▶
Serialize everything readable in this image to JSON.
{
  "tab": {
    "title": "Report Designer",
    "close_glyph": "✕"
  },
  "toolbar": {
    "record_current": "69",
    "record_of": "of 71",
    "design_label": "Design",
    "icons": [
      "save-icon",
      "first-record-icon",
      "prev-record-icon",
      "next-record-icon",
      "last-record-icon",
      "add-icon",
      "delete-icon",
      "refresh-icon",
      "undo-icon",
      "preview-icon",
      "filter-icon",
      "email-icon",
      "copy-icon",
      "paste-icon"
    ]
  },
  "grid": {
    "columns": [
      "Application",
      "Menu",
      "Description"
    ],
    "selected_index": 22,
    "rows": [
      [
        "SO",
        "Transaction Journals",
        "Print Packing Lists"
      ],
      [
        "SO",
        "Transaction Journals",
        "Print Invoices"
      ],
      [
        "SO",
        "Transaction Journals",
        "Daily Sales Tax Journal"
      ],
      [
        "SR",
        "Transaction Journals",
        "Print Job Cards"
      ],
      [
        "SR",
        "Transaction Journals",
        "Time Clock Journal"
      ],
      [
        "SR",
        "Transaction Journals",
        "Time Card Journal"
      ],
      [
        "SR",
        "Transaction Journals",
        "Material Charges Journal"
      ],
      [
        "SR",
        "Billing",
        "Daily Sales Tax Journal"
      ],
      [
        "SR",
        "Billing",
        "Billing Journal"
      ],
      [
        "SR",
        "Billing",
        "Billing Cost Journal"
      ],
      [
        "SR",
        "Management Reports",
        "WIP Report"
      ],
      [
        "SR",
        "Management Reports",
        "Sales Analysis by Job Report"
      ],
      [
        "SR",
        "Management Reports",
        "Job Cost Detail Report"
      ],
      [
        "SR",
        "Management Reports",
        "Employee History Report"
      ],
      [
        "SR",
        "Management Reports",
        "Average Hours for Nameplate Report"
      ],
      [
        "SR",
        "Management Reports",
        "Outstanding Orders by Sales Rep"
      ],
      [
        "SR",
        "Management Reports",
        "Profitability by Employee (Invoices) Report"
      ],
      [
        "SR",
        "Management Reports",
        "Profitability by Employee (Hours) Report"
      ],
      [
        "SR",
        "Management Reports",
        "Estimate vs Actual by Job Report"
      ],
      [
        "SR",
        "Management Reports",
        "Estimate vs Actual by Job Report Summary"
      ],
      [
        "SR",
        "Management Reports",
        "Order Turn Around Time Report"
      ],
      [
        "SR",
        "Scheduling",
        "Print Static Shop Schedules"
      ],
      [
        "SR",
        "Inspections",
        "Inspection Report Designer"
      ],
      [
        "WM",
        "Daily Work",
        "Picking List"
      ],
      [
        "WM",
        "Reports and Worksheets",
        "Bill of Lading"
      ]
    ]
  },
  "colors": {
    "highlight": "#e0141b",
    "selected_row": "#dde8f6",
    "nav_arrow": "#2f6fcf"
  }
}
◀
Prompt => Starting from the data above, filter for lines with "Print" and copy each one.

Completed exercise =>
        "Print Packing Lists"
        "Print Invoices"
        "Print Job Cards"
        "Print Static Shop Schedules"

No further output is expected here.